● **Task to complete**:
All lines in the records that carry the string "false" are to be shown.

● **Records to process**:
= = = = = = =

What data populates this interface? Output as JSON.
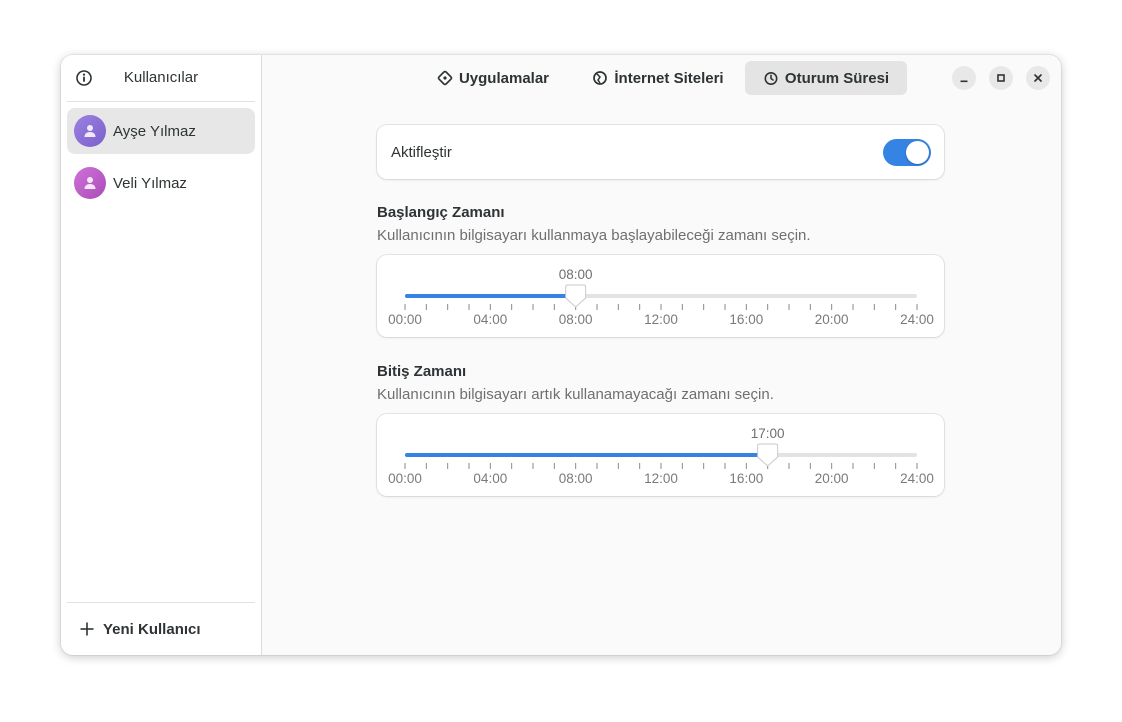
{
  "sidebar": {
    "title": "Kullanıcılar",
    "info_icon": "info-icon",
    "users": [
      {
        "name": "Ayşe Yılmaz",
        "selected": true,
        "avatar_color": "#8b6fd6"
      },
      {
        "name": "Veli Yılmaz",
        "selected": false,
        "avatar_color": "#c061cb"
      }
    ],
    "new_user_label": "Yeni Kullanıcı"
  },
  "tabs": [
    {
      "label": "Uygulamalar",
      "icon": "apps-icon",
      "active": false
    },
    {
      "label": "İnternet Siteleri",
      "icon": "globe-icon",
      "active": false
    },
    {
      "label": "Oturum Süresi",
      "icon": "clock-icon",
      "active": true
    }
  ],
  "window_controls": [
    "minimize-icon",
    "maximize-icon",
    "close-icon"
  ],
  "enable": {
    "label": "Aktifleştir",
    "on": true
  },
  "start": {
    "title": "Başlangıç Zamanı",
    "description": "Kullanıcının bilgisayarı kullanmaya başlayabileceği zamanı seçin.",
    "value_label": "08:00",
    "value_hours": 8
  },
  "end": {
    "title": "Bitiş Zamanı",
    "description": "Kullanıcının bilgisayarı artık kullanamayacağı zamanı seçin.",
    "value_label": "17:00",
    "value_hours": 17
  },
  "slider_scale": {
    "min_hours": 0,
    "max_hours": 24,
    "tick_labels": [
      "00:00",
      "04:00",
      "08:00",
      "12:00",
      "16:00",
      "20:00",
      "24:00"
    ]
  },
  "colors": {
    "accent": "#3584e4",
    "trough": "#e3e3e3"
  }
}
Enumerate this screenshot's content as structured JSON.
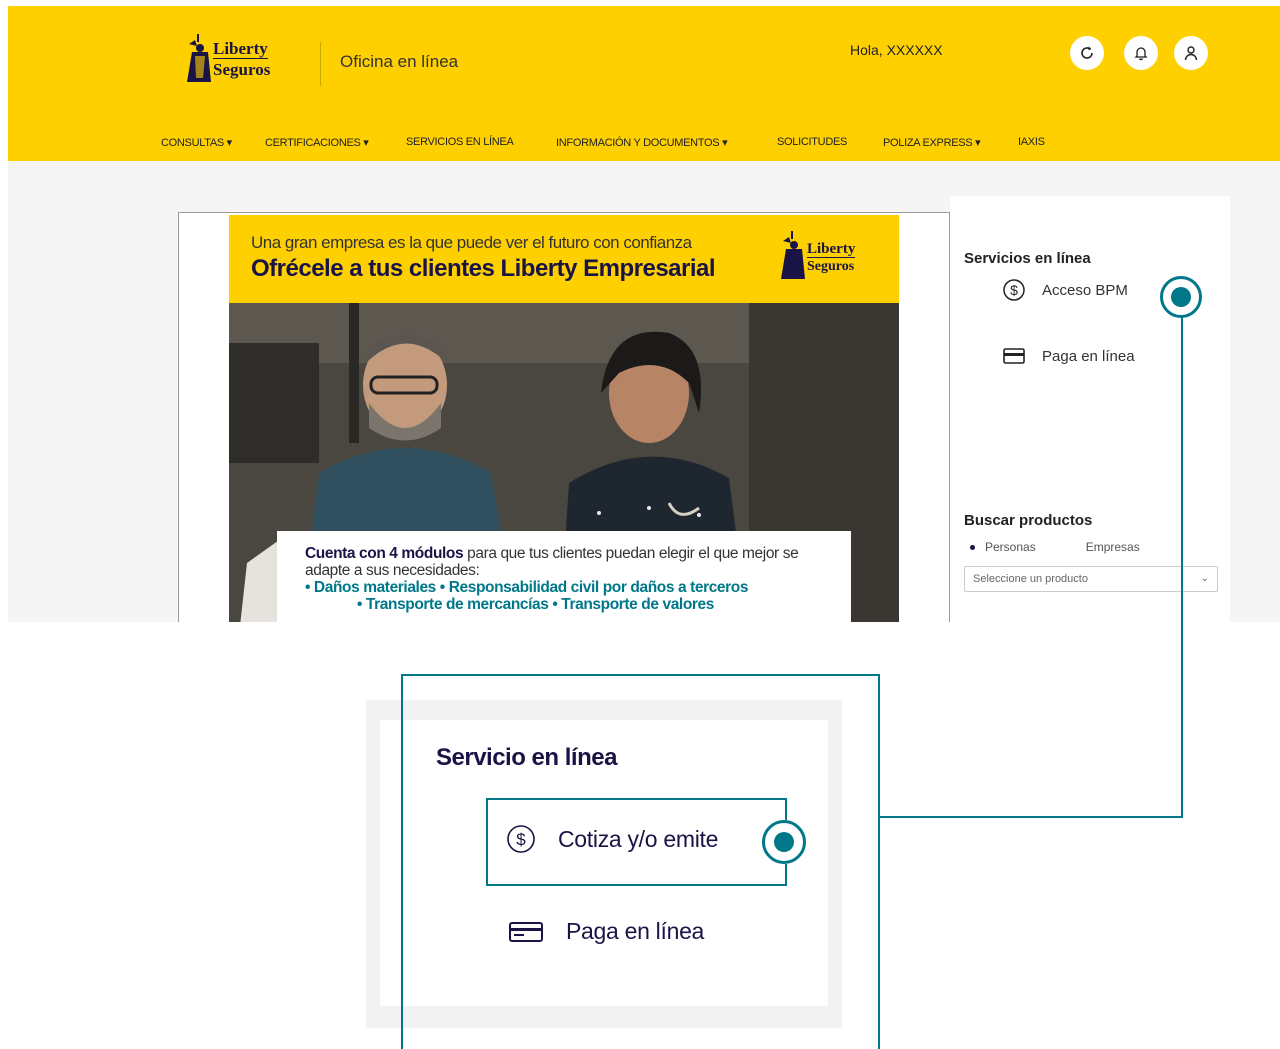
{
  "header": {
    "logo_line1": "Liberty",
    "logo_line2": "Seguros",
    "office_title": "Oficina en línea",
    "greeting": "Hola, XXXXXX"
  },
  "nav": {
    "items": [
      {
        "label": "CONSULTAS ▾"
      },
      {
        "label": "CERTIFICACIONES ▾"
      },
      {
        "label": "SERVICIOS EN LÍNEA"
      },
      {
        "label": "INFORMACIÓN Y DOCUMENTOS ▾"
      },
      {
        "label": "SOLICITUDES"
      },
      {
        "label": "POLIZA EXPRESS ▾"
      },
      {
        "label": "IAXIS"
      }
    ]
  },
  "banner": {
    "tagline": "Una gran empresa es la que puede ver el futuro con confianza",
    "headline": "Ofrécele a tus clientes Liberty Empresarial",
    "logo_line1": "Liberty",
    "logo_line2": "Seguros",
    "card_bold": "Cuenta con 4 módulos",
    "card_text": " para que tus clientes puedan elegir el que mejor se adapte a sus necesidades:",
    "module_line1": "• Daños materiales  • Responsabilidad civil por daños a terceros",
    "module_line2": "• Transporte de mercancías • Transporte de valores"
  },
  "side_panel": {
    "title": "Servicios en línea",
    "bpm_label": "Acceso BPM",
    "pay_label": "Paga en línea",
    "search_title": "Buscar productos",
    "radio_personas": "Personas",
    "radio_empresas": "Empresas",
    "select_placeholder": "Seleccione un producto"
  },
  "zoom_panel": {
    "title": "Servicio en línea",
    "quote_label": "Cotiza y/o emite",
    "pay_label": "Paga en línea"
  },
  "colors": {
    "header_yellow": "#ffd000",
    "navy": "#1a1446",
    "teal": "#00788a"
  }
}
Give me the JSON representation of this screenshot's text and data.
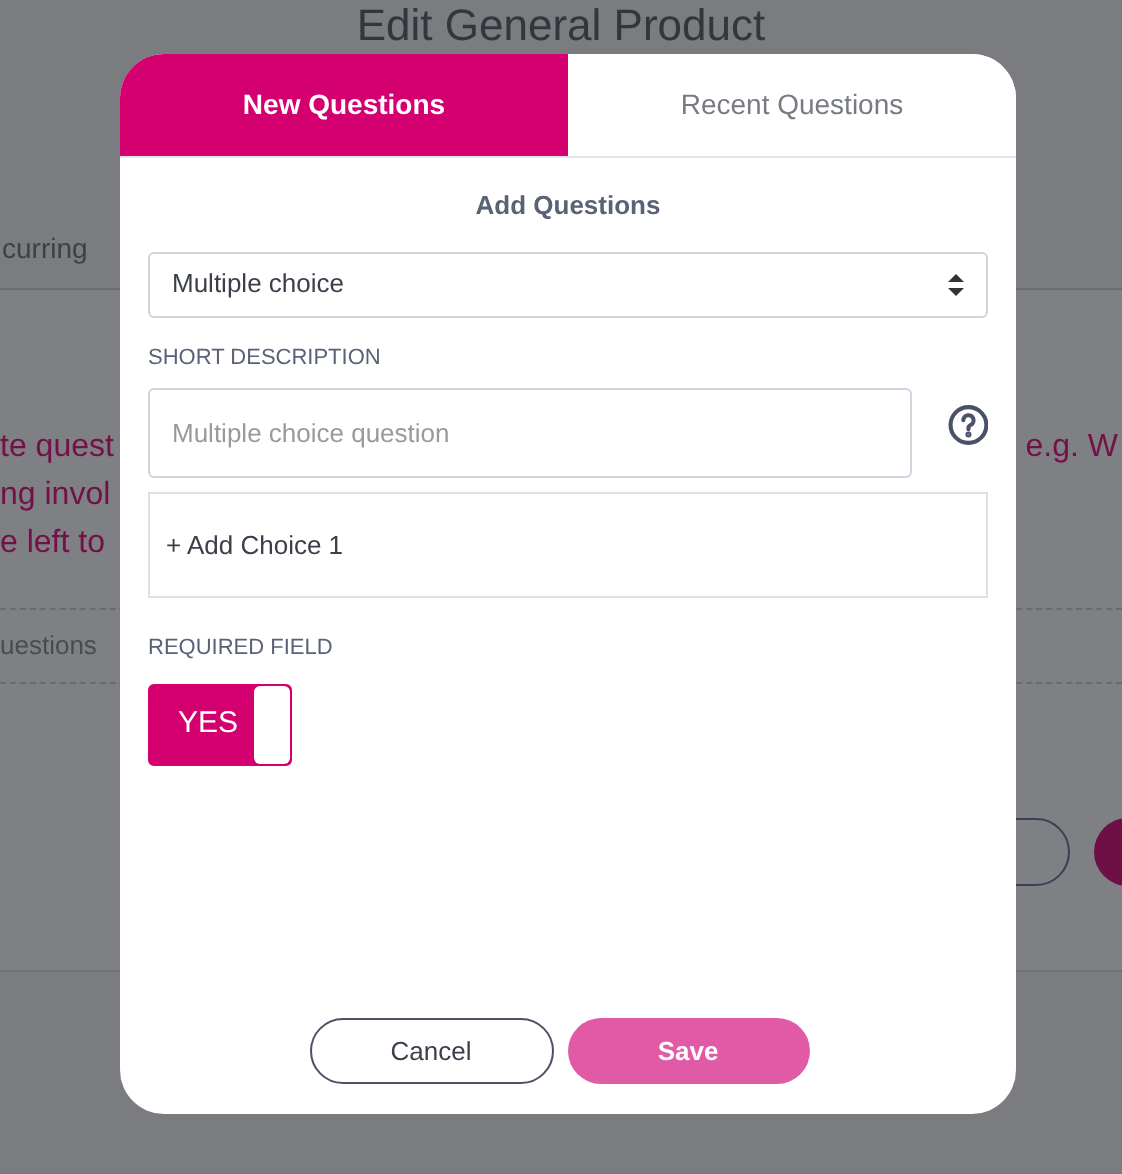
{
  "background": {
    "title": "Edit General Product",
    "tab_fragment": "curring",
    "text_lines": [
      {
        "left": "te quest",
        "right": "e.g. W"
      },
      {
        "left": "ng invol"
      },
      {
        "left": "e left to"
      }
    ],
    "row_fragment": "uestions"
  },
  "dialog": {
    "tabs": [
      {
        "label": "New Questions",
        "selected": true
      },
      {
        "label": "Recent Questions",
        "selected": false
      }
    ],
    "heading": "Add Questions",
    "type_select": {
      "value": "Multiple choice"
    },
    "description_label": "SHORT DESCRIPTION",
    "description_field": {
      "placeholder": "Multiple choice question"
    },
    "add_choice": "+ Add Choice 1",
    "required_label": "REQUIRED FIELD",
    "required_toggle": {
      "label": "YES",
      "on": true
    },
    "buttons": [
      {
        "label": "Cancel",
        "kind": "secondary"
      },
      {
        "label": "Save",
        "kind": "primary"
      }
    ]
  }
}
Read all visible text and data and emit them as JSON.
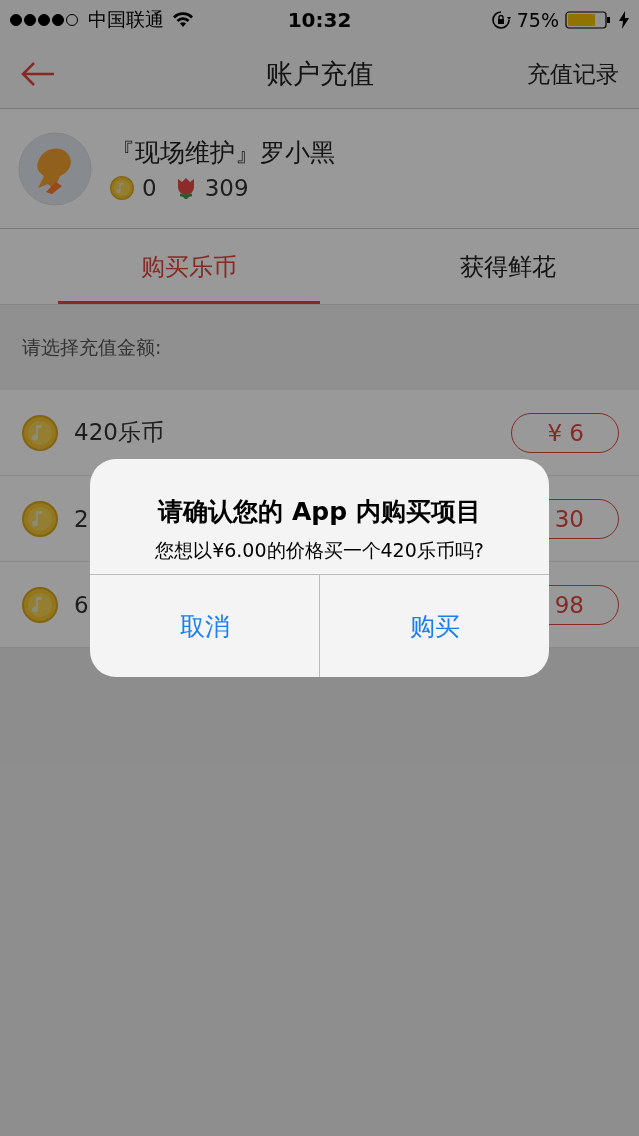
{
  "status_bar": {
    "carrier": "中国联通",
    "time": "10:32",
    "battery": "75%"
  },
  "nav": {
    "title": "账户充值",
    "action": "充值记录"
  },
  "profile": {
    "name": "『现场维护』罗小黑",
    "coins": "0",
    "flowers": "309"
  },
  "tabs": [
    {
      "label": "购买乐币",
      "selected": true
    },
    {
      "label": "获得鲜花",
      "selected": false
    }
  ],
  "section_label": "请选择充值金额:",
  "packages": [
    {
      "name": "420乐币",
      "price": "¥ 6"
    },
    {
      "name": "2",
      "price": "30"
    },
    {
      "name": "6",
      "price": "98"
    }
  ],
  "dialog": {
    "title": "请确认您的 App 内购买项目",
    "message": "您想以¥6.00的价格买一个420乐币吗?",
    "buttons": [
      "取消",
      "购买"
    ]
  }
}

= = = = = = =

● **Problem solution**:
        "selected": false,
      "active": false
      "active": false
        "selected": false
      "selected": false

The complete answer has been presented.